BEIJING -- Hamstrung by domestic sensitivities and an inadequate institutional framework for managing its proliferating overseas interests, China has found itself behind the curve on Libya. Beijing's response has revealed the disparate interest groups within its foreign policy apparatus and the challenges it faces when responding to international events. Despite previous progress, China's foreign policy apparatus needs to become more adroit at public positioning and more discrete and institutionally consistent in its private diplomacy to secure its international rise.
Last Monday,* Beijing became the last major economic power to recognize Libya's National Transitional Council (NTC), 10 days after Russia did so and a week after the Chinese Ministry of Foreign Affairs acknowledged that Chinese arms manufacturers had discussed weapons sales with representatives of the government of Moammar Gadhafi during its final months in power. China has also been accused of blocking the release of frozen Libyan assets, a charge denied by Beijing but not discordant with their apparent reluctance to withdraw official support for the Gadhafi regime long after it had lost international credibility.
China's laggard and inconsistent Libya response reveals the competing forces at work in the rising giant's international policy-formulation structures. Foremost among these is extreme sensitivity over domestic opinion and the flow of information in the public sphere. China was by no means alone in failing to foresee the Arab Spring, but as the demonstrations gathered momentum, Chinese media shoe-horned events into standard domestic propaganda paradigms. The rebels were framed as destabilizing elements and the conflict itself as a cautionary tale of what happens when social harmony disintegrates.

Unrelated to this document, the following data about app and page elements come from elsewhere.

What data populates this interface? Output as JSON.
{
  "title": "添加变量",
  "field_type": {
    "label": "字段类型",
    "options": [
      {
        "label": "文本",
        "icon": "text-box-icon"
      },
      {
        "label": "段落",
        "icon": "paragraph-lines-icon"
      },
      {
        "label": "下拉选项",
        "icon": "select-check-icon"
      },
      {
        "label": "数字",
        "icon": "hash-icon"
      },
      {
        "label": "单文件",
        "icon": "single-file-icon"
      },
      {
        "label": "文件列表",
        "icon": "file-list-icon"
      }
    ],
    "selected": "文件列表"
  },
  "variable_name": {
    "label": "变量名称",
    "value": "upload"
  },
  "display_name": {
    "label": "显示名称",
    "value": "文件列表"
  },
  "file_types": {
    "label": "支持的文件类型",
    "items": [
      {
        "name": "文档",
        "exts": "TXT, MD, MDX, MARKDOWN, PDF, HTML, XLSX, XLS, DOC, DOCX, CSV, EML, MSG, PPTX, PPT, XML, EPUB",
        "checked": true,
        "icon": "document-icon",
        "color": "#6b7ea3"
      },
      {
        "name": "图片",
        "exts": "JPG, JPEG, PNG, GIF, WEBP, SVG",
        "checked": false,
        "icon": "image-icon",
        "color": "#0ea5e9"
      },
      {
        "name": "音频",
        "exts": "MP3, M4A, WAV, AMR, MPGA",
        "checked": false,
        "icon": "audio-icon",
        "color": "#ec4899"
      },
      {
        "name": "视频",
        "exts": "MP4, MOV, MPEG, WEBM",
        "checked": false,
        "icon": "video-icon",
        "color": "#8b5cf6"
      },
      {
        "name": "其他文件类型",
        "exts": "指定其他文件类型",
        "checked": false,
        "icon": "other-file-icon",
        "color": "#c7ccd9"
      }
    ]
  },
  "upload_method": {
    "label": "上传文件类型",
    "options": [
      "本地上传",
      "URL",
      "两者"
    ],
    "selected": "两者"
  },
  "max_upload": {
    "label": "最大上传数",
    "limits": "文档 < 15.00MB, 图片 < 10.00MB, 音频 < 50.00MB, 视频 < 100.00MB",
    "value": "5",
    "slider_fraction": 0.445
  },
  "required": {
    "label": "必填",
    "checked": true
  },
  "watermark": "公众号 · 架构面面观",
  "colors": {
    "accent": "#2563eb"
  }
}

From there, Beijing left itself few options to reposition itself as it became clearer that the rebel movement was gaining traction and enjoying widespread popular support.